Millions of Women Would Benefit From a Minimum Wage Hike—Far More than Men

The parade of Equal Pay Days kicked off recently. The dates mark wage gaps for all women, Black women, Latina women—each one more disheartening than the last. According to the latest data, in most states, over 50 percent of women of color earn earn less than $15, and in some states, it soars to 70 percent. 

The solution to closing these gender and racial wage gaps is simple: Raise the federal minimum wage. So why is the Senate blocking the Raise the Wage Act, a piece of legislation that would have a transformative impact on wages and well-being of people in this country? 

Care Workers Are Essential. It’s Time to Build a Caring Economy.

When crises strike, we turn to our friends, families and sometimes even complete strangers to provide an extra set of caring and supporting hands. Care workers have always played an essential role in our communities, from assisting with child care to providing professional support to the elderly.

Our government has a once in a generation opportunity to pass policies that would support fair pay and dignified work conditions for caregivers, investing in the essential caregiving economy.

Don’t Fence Me In: Reproductive Freedom and Women Workers

For centuries under common law, a daughter or a wife was the property of the family father or husband or, upon his death, the closest relative with a penis. Whatever was theirs was his, but most importantly the family patriarch oversaw her most valuable asset: her womb. In earliest medical thought, a womb was fertile ground in need of guarding and fences to make property rights clearer, and she to be plowed and planted with seed, quite literally semen.

We thought such laws and cultural metaphors were behind us. But now the cowboys of Texas have put a bounty on women’s wombs. The stakes are women’s civil rights as citizens, surely, but also financial ones.

Too Often, Daughters Are Family Caregivers. Better In-Home Care Options Would Change That

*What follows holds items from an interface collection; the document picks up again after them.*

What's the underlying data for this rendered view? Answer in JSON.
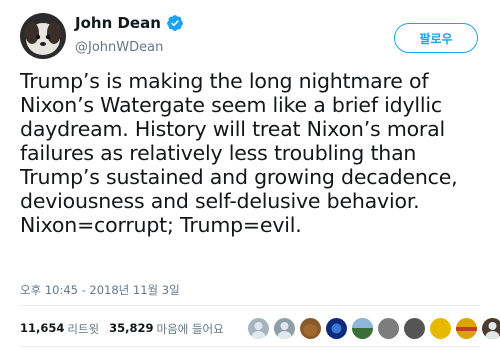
{
  "author": {
    "name": "John Dean",
    "handle": "@JohnWDean"
  },
  "follow_label": "팔로우",
  "tweet": {
    "text": "Trump’s is making the long nightmare of\nNixon’s Watergate seem like a brief idyllic\ndaydream. History will treat Nixon’s moral\nfailures as relatively less troubling than\nTrump’s sustained and growing decadence,\ndeviousness and self-delusive behavior.\nNixon=corrupt; Trump=evil.",
    "timestamp": "오후 10:45 - 2018년 11월 3일"
  },
  "stats": {
    "retweets_count": "11,654",
    "retweets_label": "리트윗",
    "likes_count": "35,829",
    "likes_label": "마음에 들어요"
  },
  "likers": [
    {
      "icon": "avatar-default-icon",
      "color": "#a6b4bd"
    },
    {
      "icon": "avatar-default-icon",
      "color": "#8e9ea8"
    },
    {
      "icon": "avatar-poop-emoji-icon",
      "color": "#8b5a2b"
    },
    {
      "icon": "avatar-blue-abstract-icon",
      "color": "#0d2b7a"
    },
    {
      "icon": "avatar-landscape-icon",
      "color": "#3c6e3a"
    },
    {
      "icon": "avatar-photo-icon",
      "color": "#7d7d7d"
    },
    {
      "icon": "avatar-photo-icon",
      "color": "#555555"
    },
    {
      "icon": "avatar-yellow-icon",
      "color": "#e6b800"
    },
    {
      "icon": "avatar-yellow-red-icon",
      "color": "#d9a400"
    },
    {
      "icon": "avatar-person-icon",
      "color": "#4a3b2f"
    }
  ],
  "colors": {
    "accent": "#1da1f2",
    "secondary_text": "#657786",
    "primary_text": "#14171a"
  }
}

Without access to in-home care, women tend to take up the unpaid responsibilities of caregiving. In my family, it fell to me—the oldest daughter. 

Congress has finally agreed on a framework for Biden’s Build Back Better Agenda. This includes an unprecedented investment in home care to expand access to caregivers by improving their pay and training. Congress must invest in home care. Young girls and young women deserve to experience their childhood. 

The Case For the Domestic Worker Bill of Rights: “Called Essential, Treated As Expendable”

Domestic workers, organizers and activists have been working with members of Congress to mend the precarity of domestic work. On July 29, Rep. Pramila Jayapal (D-Wash.), Sen. Kirsten Gillibrand (D-N.Y.), and Sen. Ben Ray Luján (D-N.M.) reintroduced the historic Domestic Worker Bill of Rights, first introduced by Jayapal and then-Senator Kamala Harris in 2019.